The Vietnam-Japan trade exchange seminar was held virtually by the Ministry of Industry and Trade’s Trade Promotion Agency, in coordination with the ASEAN-Japan Centre (AJC), JETRO and Vietnam’s trade office in Japan, with the participation of hundreds of businesses from the two countries.

Addressing the plenary session, AJC Secretary-General Masataka Fujita pointed out the negative effects of COVID-19 on the Asian economy in general and Vietnam in particular, emphasising the need to strengthen cooperation between the two countries to overcome the difficulties caused by the pandemic.

For his part, Director of the Vietnam Trade Promotion Agency Vu Ba Phu affirmed that after 47 years of bilateral diplomatic relations, Japan continues to be an important investment partner of Vietnam. In recent years, the wave of Japanese investment in Vietnam has constantly increased in terms of both the number of enterprises and their investment capital.

Enhancing the attraction of Japanese investment in the near future, along with the application of measures to encourage technology transfer, will help improve Vietnam’s technology level and production capacity, contributing to realising the goal of bringing Vietnam to basically become a modern industrial country.

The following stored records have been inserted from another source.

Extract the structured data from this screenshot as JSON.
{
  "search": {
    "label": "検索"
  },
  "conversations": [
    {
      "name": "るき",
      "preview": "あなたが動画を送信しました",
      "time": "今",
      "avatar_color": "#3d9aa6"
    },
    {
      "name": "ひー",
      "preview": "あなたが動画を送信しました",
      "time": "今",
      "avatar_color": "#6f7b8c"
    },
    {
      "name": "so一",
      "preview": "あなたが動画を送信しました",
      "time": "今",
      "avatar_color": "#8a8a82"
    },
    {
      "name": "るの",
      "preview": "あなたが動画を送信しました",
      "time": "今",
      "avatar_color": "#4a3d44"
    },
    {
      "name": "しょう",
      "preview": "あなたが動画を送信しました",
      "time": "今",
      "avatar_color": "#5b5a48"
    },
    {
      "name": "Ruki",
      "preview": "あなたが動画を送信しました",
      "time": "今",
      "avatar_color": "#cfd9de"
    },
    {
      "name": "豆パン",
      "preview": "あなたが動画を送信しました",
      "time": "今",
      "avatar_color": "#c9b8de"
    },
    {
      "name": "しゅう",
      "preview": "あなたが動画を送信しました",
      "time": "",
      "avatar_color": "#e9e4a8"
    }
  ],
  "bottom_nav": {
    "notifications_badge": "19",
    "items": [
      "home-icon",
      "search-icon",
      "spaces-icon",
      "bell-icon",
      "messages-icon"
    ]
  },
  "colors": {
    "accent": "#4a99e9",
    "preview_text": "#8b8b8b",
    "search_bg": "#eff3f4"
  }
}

At the seminar, Vietnamese Trade Counsellor in Japan Ta Duc Minh, and representatives of Vietnam’s Vinh Phuc, Quang Ninh and Nghe An provinces presented the current situation and solutions to attract further FDI from Japan.